Jun 2019

The origins of this discipline, the trial, come from the beginning of the past century, difficult to know the exact date because it’s probable that, as in other sports and practices, it has been generated by a need.

We don’t have to imagine the state of the roads those years and the possibility of dodging obstacles, mud ways, rivers, crossed trunks, stones and any object that closes one way gives an idea of challenge. The next step is the competitive format, and it’s documented in Scotland around 1909 when the Motor Club in Edinburgh organises a challenge of 5 days to cover a distance of 1.600 km through the field with big difficulty zones.
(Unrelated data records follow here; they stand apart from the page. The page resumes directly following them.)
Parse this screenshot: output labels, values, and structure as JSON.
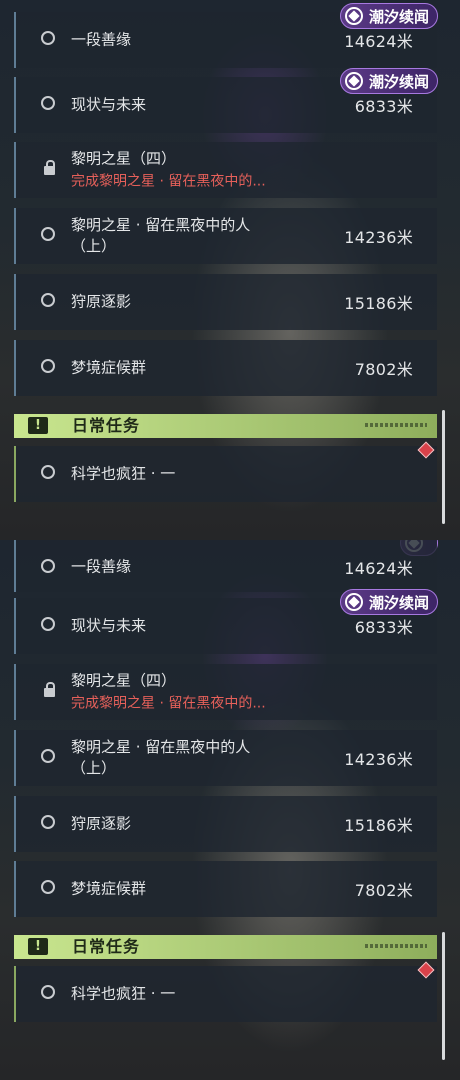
{
  "copies": [
    {
      "quests": [
        {
          "name": "一段善缘",
          "sub": "",
          "distance": "14624米",
          "icon": "circle-icon",
          "tag": "潮汐续闻"
        },
        {
          "name": "现状与未来",
          "sub": "",
          "distance": "6833米",
          "icon": "circle-icon",
          "tag": "潮汐续闻"
        },
        {
          "name": "黎明之星（四）",
          "sub": "完成黎明之星 · 留在黑夜中的...",
          "distance": "",
          "icon": "lock-icon",
          "tag": ""
        },
        {
          "name": "黎明之星 · 留在黑夜中的人（上）",
          "sub": "",
          "distance": "14236米",
          "icon": "circle-icon",
          "tag": ""
        },
        {
          "name": "狩原逐影",
          "sub": "",
          "distance": "15186米",
          "icon": "circle-icon",
          "tag": ""
        },
        {
          "name": "梦境症候群",
          "sub": "",
          "distance": "7802米",
          "icon": "circle-icon",
          "tag": ""
        }
      ],
      "section_title": "日常任务",
      "daily": {
        "name": "科学也疯狂 · 一"
      }
    },
    {
      "quests": [
        {
          "name": "一段善缘",
          "sub": "",
          "distance": "14624米",
          "icon": "circle-icon",
          "tag": ""
        },
        {
          "name": "现状与未来",
          "sub": "",
          "distance": "6833米",
          "icon": "circle-icon",
          "tag": "潮汐续闻"
        },
        {
          "name": "黎明之星（四）",
          "sub": "完成黎明之星 · 留在黑夜中的...",
          "distance": "",
          "icon": "lock-icon",
          "tag": ""
        },
        {
          "name": "黎明之星 · 留在黑夜中的人（上）",
          "sub": "",
          "distance": "14236米",
          "icon": "circle-icon",
          "tag": ""
        },
        {
          "name": "狩原逐影",
          "sub": "",
          "distance": "15186米",
          "icon": "circle-icon",
          "tag": ""
        },
        {
          "name": "梦境症候群",
          "sub": "",
          "distance": "7802米",
          "icon": "circle-icon",
          "tag": ""
        }
      ],
      "section_title": "日常任务",
      "daily": {
        "name": "科学也疯狂 · 一"
      }
    }
  ],
  "colors": {
    "accent_daily": "#c9e68f",
    "locked_text": "#e6605a",
    "tag_purple": "#5b3a86",
    "marker_red": "#d9424a"
  }
}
The beginnings of this modality are widely explained in this article of Horacio San Martín.

Currently, trial is a discipline with a big popular recognition, it has even had a little sister without motor, the bike trial, in the beginning Trialsin, with a local name of worldwide recognition Ot Pi.

Some things have changed in comparison with the first championships, they are done in natural zones, profiting the orography of the chosen terrain, but since 1978 the Trial Indoor was introduced, with its origin in Barcelona where a scoring circuit of obstacles is reproduced in a covered stadium.

The balance and the capacity to improvise when facing an obstacle are the excluding and needed performances in trial. To pass a zone without putting the foot in the floor is a rule and all in a stipulated time, if that was not enough already.

A trial motorbike is pretty different than a street or off-road motorbike, it has 75 kg of weight approximately, they don’t have a seat because the pilot rides standing in the footboards, motorisations until 300CC with approximately 20CV of power, but with a relation of very short gears. Regarding the tyers and their main features, they work with very low inflating pressures, 4 Psi (back) and 6 Psi (front) is the usual for a motorbike of this kind, with resisting and highly adherent cleats. To be used in the public road they must have the marks E or DOT in the flank.

The braking system is one of the most important points. Keeping a motorbike on its balance point is done by pushing or pressing the brake and the release must be precise and convincing when stopping the motorbike again on narrow surface strips. On a competition level, the back crown must be covered by some protection and also the brake discs must have limited holes according to their diameter, adjusted to the FIM regulation.

In NG Brake we manufacture all the range of homologated discs by the FIM for competition and our references are:

1570X that mounts the brands Alfer, Future, Gas Gas, Jotagas, Montesa, Ossa, Scorpa, Sherco, Torrot, TRS, Vertigo and Xispa.

1594X that mounts Beta.

1591 that mounts Scorpa and Sherco.